Arguably, in photography there is no greater need for interpretation than with portraiture. It would be easy – but incredibly boring – if people were always photographed under identical circumstances. As evidence I note the ubiquitous school picture – rarely, if ever, completely satisfactory to the subject – and the more ubiquitous “selfie”, usually shot with a smartphone camera at close range using a wide-angle lens, its distortion (fore-shortening of facial features) hardly flattering to any subject, let alone a person. Simply browse any Facebook page for examples.
I once listened to a presentation by well-known and acclaimed Kitchener photographer, the late Charles Belair, on portrait photography. After describing the setup in his studio, I asked him to what extent he made changes to his setup in order to suit a particular subject. HIs answer was “none” – all photographs were largely the same, the only adjustment made was to the hair-light boom in order to accommodate a taller (or shorter) subject. The lighting and camera position remained the same, for women or for men, short or tall, bald or not. You can see Belair’s standardized technique at various places in Kitchener-Waterloo – one is the boardroom of the Waterloo Region District School Board offices on Ardelt Avenue, where portraits of prior board Directors line the room – male or female, all of Belair’s images in the WRDSB boardroom have the identical lighting and composition.
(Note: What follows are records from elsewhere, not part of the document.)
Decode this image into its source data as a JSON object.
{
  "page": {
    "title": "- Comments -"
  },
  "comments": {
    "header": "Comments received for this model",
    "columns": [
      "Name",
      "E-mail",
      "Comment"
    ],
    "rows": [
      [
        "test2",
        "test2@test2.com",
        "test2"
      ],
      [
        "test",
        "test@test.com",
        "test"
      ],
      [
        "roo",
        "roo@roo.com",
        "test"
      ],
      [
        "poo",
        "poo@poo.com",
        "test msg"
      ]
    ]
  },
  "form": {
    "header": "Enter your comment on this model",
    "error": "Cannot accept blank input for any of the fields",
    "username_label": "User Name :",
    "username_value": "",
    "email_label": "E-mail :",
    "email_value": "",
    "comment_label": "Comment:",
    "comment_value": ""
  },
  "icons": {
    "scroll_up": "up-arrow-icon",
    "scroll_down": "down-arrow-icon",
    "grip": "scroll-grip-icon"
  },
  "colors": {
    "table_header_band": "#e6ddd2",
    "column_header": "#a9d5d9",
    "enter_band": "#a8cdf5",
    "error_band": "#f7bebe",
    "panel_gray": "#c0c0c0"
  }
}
That sameness may be appropriate for that venue, but ideally shouldn’t a photographer offer one’s own interpretation of the features of each character that they photograph? Celebrated portrait photographers such as Karsh knew this very well. Minor White is quoted as saying “It is very difficult to take a poor photograph of a beautiful woman”, a phrase I like to use (the actual quote is a bit more risqué than that, but I digress) but in portraiture we don’t always have the good fortune to photograph attractive subjects. This is where emphasis and interpretation come into play – to minimize less admirable features, and emphasize the subject’s best ones. In my experience, these tradeoffs are differ tremendously between male and female subjects, and between children and adults.
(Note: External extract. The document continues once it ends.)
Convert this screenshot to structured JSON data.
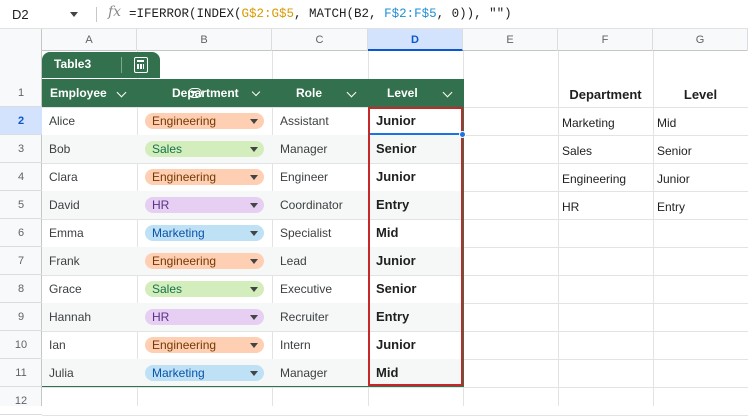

In an earlier part of the book (pp. 80) Henri writes:
Your model can be little more than an indifferent manikin of herself. Her presence can but recall to you the self she was when she so inspired you. She can but mislead if you follow her. You need great time to paint your picture. It took her a moment, a glance, a movement, to inspire it. She may never be just as she was again. She changes momentarily. As she poses she may be in the anguish of fatigue. Who can stand all those hours, detained from the natural pursuits without being bored? At least there is a drifting of mind, pleasant, gay, sad, trivial – and, imperceptibly the forms and attitude change to the expression of the thought, and it gets into the brush of the careless artist and it comes out in the paint.
So it is as well with photographic portraiture; to capture on film that “moment” when the subject’s character is best revealed by the coincidence of a number of simultaneous events, including the press of the shutter.
I am enjoying Henri’s book – it is making me think about art, about the relationships of painting with photography, and making me think hard about my own photography and my own ideas of what makes a quality portrait.
 Robert Henri (1923). The Art Spirit. Basic Books, New York. Basic Books edition 2007. ISBN 0-465-00263-3.